- [DATA TO USE]:
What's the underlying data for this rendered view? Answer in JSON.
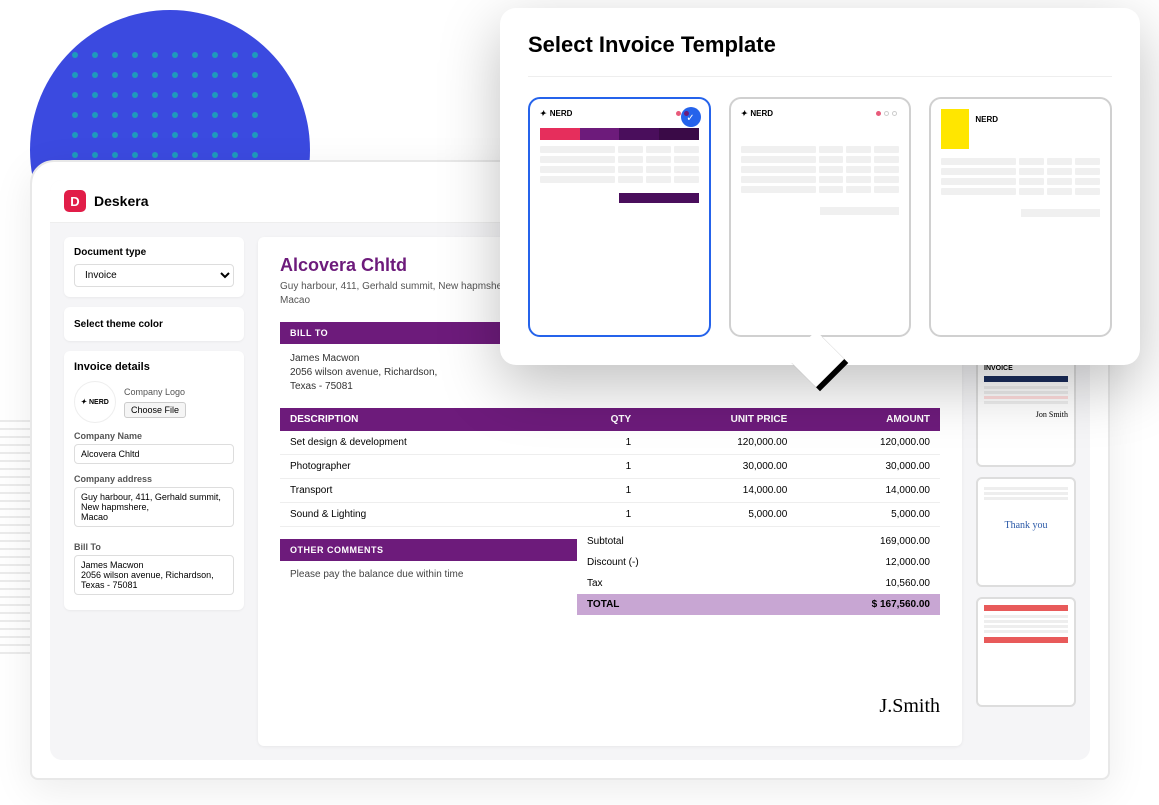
{
  "brand": "Deskera",
  "sidebar": {
    "doc_type_label": "Document type",
    "doc_type_value": "Invoice",
    "theme_label": "Select theme color",
    "theme_color": "#6d1b7b",
    "details_title": "Invoice details",
    "company_logo_label": "Company Logo",
    "choose_file": "Choose File",
    "logo_text": "NERD",
    "company_name_label": "Company Name",
    "company_name_value": "Alcovera Chltd",
    "company_addr_label": "Company address",
    "company_addr_value": "Guy harbour, 411, Gerhald summit, New hapmshere,\nMacao",
    "bill_to_label": "Bill To",
    "bill_to_value": "James Macwon\n2056 wilson avenue, Richardson,\nTexas - 75081"
  },
  "invoice": {
    "company": "Alcovera Chltd",
    "address": "Guy harbour, 411, Gerhald summit, New hapmshere,\nMacao",
    "bill_to_header": "BILL TO",
    "bill_to": "James Macwon\n2056 wilson avenue, Richardson,\nTexas - 75081",
    "cols": {
      "desc": "DESCRIPTION",
      "qty": "QTY",
      "price": "UNIT PRICE",
      "amount": "AMOUNT"
    },
    "items": [
      {
        "desc": "Set design & development",
        "qty": "1",
        "price": "120,000.00",
        "amount": "120,000.00"
      },
      {
        "desc": "Photographer",
        "qty": "1",
        "price": "30,000.00",
        "amount": "30,000.00"
      },
      {
        "desc": "Transport",
        "qty": "1",
        "price": "14,000.00",
        "amount": "14,000.00"
      },
      {
        "desc": "Sound & Lighting",
        "qty": "1",
        "price": "5,000.00",
        "amount": "5,000.00"
      }
    ],
    "totals": {
      "subtotal_label": "Subtotal",
      "subtotal": "169,000.00",
      "discount_label": "Discount (-)",
      "discount": "12,000.00",
      "tax_label": "Tax",
      "tax": "10,560.00",
      "total_label": "TOTAL",
      "total": "$ 167,560.00"
    },
    "comments_header": "OTHER COMMENTS",
    "comments": "Please pay the balance due within time",
    "signature": "J.Smith"
  },
  "modal": {
    "title": "Select Invoice Template",
    "tpl_logo": "NERD"
  },
  "right_thumbs": {
    "t2_title": "INVOICE",
    "t3_text": "Thank you"
  }
}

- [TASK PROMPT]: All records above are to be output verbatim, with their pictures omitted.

- [WRITTEN SOLUTION]:
What's the underlying data for this rendered view? Answer in JSON.
{
  "brand": "Deskera",
  "sidebar": {
    "doc_type_label": "Document type",
    "doc_type_value": "Invoice",
    "theme_label": "Select theme color",
    "theme_color": "#6d1b7b",
    "details_title": "Invoice details",
    "company_logo_label": "Company Logo",
    "choose_file": "Choose File",
    "logo_text": "NERD",
    "company_name_label": "Company Name",
    "company_name_value": "Alcovera Chltd",
    "company_addr_label": "Company address",
    "company_addr_value": "Guy harbour, 411, Gerhald summit, New hapmshere,\nMacao",
    "bill_to_label": "Bill To",
    "bill_to_value": "James Macwon\n2056 wilson avenue, Richardson,\nTexas - 75081"
  },
  "invoice": {
    "company": "Alcovera Chltd",
    "address": "Guy harbour, 411, Gerhald summit, New hapmshere,\nMacao",
    "bill_to_header": "BILL TO",
    "bill_to": "James Macwon\n2056 wilson avenue, Richardson,\nTexas - 75081",
    "cols": {
      "desc": "DESCRIPTION",
      "qty": "QTY",
      "price": "UNIT PRICE",
      "amount": "AMOUNT"
    },
    "items": [
      {
        "desc": "Set design & development",
        "qty": "1",
        "price": "120,000.00",
        "amount": "120,000.00"
      },
      {
        "desc": "Photographer",
        "qty": "1",
        "price": "30,000.00",
        "amount": "30,000.00"
      },
      {
        "desc": "Transport",
        "qty": "1",
        "price": "14,000.00",
        "amount": "14,000.00"
      },
      {
        "desc": "Sound & Lighting",
        "qty": "1",
        "price": "5,000.00",
        "amount": "5,000.00"
      }
    ],
    "totals": {
      "subtotal_label": "Subtotal",
      "subtotal": "169,000.00",
      "discount_label": "Discount (-)",
      "discount": "12,000.00",
      "tax_label": "Tax",
      "tax": "10,560.00",
      "total_label": "TOTAL",
      "total": "$ 167,560.00"
    },
    "comments_header": "OTHER COMMENTS",
    "comments": "Please pay the balance due within time",
    "signature": "J.Smith"
  },
  "modal": {
    "title": "Select Invoice Template",
    "tpl_logo": "NERD"
  },
  "right_thumbs": {
    "t2_title": "INVOICE",
    "t3_text": "Thank you"
  }
}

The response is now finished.